Andy Weir (born in 1972) is the bestselling author of The Martian and Artemis.
Here are four of his fantastic quotes about writing!
1. My first book was so horrible I have deleted all copies of it. Thankfully, it was before the Internet, so there are no lurking caches of it anywhere.
Many writers have the hope that their first novel will be the one that makes all their publishing dreams come true, but sadly, such is not often the case. Usually that first novel’s entire purpose is to prove to you, the writer, that you can finish a novel. It proves that you can write a select amount of words day after day and eventually reach those two beautiful words: THE END.
That first novel is usually a way to train yourself in what not to do, as it was for me. At the time I thought my first book was pretty great, but looking back on it now ten years later, all I can do is cringe. Violently cringe, I’m telling you. The sentences are awkward. The pacing is off. Parts of the plot make no sense. But you know what? That’s okay. It was an extremely valuable learning experience, as all first novels are. And it’s okay to admit that, as Andy Weir does. The world didn’t need his first novel, but he needed to write it so that he could improve in his craft and eventually deliver us the incredible page-turner that is The Martian.
2. I originally wrote The Martian as a free serial novel, posting one chapter at a time to my website.
Sometimes we forget about all the different ways we can release our writing to the masses. So many of us get stuck in a tiny box that says the only way to get our books out there is to query literary agents and hope one of them takes a chance on us. Yes, this is the standard thing to do if you want your newest novel to be published with the Big Six, but if you believe in your latest project and nobody else does, you can publish it in all sorts of ways. There’s self-publishing, of course, where you take total control of your career and release your books your way and on your terms. This has been a successful option for many authors over the years.

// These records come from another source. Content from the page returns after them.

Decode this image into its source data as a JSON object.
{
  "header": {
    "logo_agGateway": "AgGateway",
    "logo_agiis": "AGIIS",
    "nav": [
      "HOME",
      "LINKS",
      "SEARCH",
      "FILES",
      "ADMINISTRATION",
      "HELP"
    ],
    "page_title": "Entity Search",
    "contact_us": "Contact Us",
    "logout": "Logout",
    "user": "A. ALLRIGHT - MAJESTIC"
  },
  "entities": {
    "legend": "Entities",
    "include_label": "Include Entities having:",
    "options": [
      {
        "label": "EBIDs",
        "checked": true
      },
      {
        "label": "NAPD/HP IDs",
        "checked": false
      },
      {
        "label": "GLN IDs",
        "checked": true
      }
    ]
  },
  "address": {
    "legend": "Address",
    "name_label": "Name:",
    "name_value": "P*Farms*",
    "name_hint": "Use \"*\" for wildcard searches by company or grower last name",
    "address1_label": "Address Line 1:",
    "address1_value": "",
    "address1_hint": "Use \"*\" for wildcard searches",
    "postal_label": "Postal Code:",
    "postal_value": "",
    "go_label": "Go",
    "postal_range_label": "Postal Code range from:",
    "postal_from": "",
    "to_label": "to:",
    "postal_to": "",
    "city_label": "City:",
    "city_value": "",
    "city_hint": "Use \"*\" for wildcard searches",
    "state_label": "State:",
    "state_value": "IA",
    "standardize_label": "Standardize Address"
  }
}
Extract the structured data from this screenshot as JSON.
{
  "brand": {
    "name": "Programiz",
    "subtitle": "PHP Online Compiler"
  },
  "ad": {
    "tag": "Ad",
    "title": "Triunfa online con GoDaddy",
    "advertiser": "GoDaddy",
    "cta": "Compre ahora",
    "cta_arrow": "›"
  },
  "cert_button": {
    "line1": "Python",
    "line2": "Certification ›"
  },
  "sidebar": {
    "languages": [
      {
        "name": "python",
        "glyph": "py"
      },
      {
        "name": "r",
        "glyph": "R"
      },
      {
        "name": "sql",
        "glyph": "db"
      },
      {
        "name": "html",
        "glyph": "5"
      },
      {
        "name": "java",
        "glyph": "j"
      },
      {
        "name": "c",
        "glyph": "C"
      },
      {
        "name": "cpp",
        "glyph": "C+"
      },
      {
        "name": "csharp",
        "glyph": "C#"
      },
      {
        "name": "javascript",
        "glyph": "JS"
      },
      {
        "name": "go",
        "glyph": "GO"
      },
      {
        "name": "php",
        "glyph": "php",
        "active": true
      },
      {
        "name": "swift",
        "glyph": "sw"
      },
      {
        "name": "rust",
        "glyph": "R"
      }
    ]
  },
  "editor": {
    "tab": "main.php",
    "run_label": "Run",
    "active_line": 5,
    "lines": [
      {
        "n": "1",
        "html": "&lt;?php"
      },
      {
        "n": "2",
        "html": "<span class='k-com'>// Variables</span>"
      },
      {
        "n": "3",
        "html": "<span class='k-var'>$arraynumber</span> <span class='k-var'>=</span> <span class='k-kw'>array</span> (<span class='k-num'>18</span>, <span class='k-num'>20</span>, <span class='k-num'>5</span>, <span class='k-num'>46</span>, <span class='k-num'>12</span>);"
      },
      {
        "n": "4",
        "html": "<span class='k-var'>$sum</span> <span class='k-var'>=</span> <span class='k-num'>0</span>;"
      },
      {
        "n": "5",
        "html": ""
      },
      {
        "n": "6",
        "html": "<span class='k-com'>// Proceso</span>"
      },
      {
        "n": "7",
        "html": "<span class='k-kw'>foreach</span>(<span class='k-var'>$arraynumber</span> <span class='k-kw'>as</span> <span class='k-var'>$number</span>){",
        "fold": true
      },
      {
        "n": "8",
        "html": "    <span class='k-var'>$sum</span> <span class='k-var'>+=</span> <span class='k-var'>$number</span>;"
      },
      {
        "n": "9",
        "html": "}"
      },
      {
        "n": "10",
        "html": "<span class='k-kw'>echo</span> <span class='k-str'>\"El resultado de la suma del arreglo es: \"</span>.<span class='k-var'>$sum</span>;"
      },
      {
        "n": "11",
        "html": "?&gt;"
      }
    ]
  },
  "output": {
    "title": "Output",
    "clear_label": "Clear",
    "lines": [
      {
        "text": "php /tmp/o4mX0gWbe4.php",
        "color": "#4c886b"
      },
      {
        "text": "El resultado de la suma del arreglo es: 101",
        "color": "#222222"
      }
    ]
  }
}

Something else I’ve read authors do is release their novel chapter by chapter or section by section in various ways that are free or super cheap. Hugh Howey, for example, self-published the first part of his science fiction series Silo on Amazon and watched as the self-contained story took off in such a way that he was compelled to write further installments. And then Andy Weir apparently posted chapters of The Martian on his website for free. Did doing that hurt him? Of course not! The popularity of his work grew to such an extent that he was able to eventually get a book deal and watch his book become an Oscar-nominated film.
So don’t think you only have to go the traditional route every time. Especially when you have lots of manuscripts, feel free to experiment here and there with new publishing models… and then see what happens!
3. If the reader is rooting for the protagonist, they’ll forgive you just about everything else.
This is so true. You can have a compelling story that grips the reader from page one, but eventually you need to have the reader intensely rooting for your protagonist, or you might be in trouble. If the reader doesn’t care too much about the main character, all the bells and whistles you throw into the story won’t really matter. And the reader might some point put your book down and crack open a book by somebody else.
One of the best things about having the reader root for your protagonist from beginning to end? They’ll forgive you for little problems (or even some big problems) that happen in the manuscript along the way. They’ll forgive the occasional typo. They’ll glaze past a scene that confuses them. They’ll skim past two block paragraphs of directions. They’ll get over a plot point halfway through the novel that might be a little bit forced. Few novels are perfect, and yours probably won’t be either. But if you give the reader an awesome protagonist to root for, they’ll be able to look past lots of problems and inconsistencies every time.
4. A story in your head isn’t a story. It’s just a daydream until you actually write it down. So write it down.
You can spend months and months daydreaming about your latest story or novel, like I often do. Sometimes I’ll spend a year or longer thinking about my newest novel idea and the main characters and the theme and what happens at the beginning and ending. I’ll think deeply about all these elements for the longest time and not even think about putting a word down before I have a clear idea of what I want to do.
But yes, Andy Weir is right: at some point you need to write the story. What’s in your head is a jumble of ideas, but it’s not the story. It’s an essential part of storytelling, but it’s not the story, because you haven’t written anything down yet. I know that blank page can be scary. It’s still scary for me after all my years of writing novels and short stories. But nobody will ever be witness to that marvelous tale you’re cooking up in your head until you put the words down.
So daydream about your story to your heart’s content, figure out as much of your latest narrative that you can, get incredibly excited about what you might be able to do with it — and then start writing.
PS Ready to be inspired? My newest craft book From Douglas Adams to Markus Zusak: Quotes by 100 Amazing Authors to Inspire Your Writing is now available on Amazon!